In contrast, the management led shutdown of Venezuela’s oil industry went on for three months. It included major acts of sabotage. Venezuela’s GDP contracted by 27% in the first four months of 2003 as $13.3 billion in oil revenue was lost. Unlike the Canadian teachers strike, the oil industry shutdown in Venezuela was aimed at bringing down the government. In Canada, a labor group like the CTV, which backed a military coup as well as massive economic sabotage, would have been outlawed immediately. In Venezuela, the CTV continues to operate and to aggressively oppose the Chavez government.
In one passage, the IACHR invokes the “history of the Hemisphere” to explain its concerns about Venezuela. The words leap off the page because the IACHR completely disregards the history of the US undermining democracy in Latin America. The IACHR report expresses no concern about US funding for groups that backed the 2002 coup – except to worry that the Chavez government may be infringing on the “freedom of association” of those groups.
The IACHR has published some criticism of US clients such as Colombia and Honduras (after the coup of June 2009). However, no one should be unaware of its pro-imperial bias. As long as the Venezuelan government is perceived as a threat by the US government, we should expect to see more voluminous reports that rehash thoroughly debunked claims.
 The IACHR report is available here: http://www.cidh.oas.org/countryrep/Venezuela2009eng/VE09.TOC.eng.htm
 The HRW report was thoroughly debunked by Gregory Wilpert. See his debate with HRW here: http://venezuelanalysis.com/analysis/3882. The bulk of the IACHR report recycles the same criticism made by HRW. Those who seek a very detailed rebuttal of the IACHR should refer to Wilpert’s debate with HRW.

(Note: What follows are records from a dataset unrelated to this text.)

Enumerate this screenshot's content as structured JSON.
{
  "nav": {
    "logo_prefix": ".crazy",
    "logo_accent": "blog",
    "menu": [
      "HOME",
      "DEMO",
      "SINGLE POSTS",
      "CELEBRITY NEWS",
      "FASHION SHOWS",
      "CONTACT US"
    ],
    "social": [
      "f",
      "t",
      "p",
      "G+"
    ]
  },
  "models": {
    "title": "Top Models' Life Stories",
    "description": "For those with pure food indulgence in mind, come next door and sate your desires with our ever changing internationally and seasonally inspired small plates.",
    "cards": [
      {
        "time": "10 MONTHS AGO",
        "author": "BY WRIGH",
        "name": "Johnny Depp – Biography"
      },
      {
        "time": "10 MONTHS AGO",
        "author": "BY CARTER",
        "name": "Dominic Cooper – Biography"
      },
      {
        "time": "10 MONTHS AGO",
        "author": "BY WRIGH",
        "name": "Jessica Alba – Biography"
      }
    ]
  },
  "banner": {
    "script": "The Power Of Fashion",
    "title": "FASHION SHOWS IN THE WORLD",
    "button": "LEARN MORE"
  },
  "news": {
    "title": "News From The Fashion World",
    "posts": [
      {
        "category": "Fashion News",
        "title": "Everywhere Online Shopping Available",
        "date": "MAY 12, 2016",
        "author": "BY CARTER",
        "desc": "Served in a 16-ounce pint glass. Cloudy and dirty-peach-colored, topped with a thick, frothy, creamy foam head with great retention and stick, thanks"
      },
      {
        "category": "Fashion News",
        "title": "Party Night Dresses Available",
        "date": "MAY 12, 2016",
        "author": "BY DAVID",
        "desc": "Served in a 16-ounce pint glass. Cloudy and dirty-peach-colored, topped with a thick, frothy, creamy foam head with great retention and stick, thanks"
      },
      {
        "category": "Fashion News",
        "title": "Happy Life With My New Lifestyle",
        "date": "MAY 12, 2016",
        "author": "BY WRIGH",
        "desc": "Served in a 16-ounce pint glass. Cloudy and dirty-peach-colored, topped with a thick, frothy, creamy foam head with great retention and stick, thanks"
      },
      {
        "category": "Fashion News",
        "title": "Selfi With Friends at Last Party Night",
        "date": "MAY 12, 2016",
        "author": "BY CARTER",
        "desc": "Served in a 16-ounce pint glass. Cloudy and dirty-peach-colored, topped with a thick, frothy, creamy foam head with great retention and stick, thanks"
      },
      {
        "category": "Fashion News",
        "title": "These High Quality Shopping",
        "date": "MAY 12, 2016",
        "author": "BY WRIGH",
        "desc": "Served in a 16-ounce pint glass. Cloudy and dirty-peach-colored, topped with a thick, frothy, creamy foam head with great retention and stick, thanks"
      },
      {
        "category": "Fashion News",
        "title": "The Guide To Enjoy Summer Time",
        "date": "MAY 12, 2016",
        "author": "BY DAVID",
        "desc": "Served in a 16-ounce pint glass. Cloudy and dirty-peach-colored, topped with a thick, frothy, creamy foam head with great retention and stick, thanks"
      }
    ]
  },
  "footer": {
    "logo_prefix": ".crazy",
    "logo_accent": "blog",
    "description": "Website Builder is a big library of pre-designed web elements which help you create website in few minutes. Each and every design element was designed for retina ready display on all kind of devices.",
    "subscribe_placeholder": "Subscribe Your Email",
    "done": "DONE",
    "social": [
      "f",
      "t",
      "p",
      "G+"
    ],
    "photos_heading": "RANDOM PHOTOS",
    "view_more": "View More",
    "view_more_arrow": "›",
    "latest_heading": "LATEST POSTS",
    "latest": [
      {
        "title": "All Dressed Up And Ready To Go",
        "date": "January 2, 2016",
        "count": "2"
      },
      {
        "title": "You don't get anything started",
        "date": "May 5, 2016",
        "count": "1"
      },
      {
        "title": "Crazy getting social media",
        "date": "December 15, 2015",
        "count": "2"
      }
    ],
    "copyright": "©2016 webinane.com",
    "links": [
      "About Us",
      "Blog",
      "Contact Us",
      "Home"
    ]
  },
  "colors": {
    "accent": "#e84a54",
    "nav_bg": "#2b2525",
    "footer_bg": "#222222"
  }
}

 “Latin Americans criticize Chavez ouster, violence in Venezuela,” Marianela Jimenez; Associated Press; April 12, 2002.
 Bolivarian Republic of Venezuela. Ministry of Popular Power for Foreign Affairs. State Agent for Human Rights. Observations on the Draft Report Democracy and Human Rights in Venezuela.
 On Ortega’s escape from prison see: http://venezuelanalysis.com/news/1888
 For a detailed rebuttal of the IACHR’s criticism of judicial independence in Venezuela see note 1.
 About Danilo Anderson see: http://venezuelanalysis.com/news/799
See also: http://venezuelanalysis.com/analysis/812.
 See “Colombia’s Magic Laptops,” http://venezuelanalysis.com/analysis/3927
 See note 1.
 See the documentary “The Revolution will not be Televised” for a powerful, first hand account of the censorship imposed by the private media in an effort to prop up Carmona’s regime: http://venezuelanalysis.com/video/2611
 Venezuela to Transfer Private Media Concessions to Community Media: http://venezuelanalysis.com/news/4683
 British Columbia Teachers’ Strike, E. Wayne Ross, http://www.zcommunications.org/british-columbia-teachers-strike-by-e-wayne-ross.
 Bart Jones provides very detailed and superbly written account of the oil industry shutdown in his book, “Hugo: The Hugo Chavez Story from Mud Hut to Perpetual Revolution,” p.372-387.